** DATA EXCERPTS follows **
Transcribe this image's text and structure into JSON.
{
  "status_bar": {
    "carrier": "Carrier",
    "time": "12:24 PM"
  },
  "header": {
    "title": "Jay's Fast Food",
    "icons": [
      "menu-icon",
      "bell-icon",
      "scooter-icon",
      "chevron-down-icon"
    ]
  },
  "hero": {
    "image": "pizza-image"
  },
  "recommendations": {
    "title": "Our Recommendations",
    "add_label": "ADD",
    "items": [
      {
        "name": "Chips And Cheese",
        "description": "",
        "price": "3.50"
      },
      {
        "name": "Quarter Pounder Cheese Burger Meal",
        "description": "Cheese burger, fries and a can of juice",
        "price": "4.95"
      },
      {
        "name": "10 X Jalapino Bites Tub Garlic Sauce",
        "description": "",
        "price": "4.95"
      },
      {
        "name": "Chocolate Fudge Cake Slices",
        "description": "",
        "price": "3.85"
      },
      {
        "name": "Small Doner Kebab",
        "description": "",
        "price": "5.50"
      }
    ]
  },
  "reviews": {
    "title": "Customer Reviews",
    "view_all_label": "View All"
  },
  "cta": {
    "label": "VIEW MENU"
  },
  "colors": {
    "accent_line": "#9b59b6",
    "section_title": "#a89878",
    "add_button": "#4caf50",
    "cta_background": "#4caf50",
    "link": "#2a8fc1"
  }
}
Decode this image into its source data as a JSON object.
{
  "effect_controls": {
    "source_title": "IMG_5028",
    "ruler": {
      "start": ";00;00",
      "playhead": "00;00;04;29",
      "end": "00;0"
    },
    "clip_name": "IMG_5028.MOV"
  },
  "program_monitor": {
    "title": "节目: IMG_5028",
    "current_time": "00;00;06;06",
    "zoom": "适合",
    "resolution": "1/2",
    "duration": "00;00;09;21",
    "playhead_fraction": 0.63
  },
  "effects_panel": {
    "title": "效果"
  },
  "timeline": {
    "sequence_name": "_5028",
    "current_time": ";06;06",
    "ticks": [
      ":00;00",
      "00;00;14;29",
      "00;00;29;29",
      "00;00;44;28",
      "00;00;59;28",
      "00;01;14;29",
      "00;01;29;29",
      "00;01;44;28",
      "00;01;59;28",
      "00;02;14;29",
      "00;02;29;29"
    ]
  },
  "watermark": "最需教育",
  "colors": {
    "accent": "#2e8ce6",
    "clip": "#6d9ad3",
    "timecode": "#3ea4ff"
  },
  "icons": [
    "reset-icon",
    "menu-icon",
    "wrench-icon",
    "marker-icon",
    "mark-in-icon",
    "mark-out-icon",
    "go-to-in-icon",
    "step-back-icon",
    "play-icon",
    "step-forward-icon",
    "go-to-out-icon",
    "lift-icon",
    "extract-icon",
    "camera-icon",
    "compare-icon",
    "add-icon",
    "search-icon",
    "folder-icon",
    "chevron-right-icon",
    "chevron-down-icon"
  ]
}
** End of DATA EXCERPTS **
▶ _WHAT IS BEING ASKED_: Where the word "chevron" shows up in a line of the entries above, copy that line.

▶ _ANSWER FOR THIS EXERCISE_:
      "chevron-down-icon"
    "chevron-right-icon",
    "chevron-down-icon"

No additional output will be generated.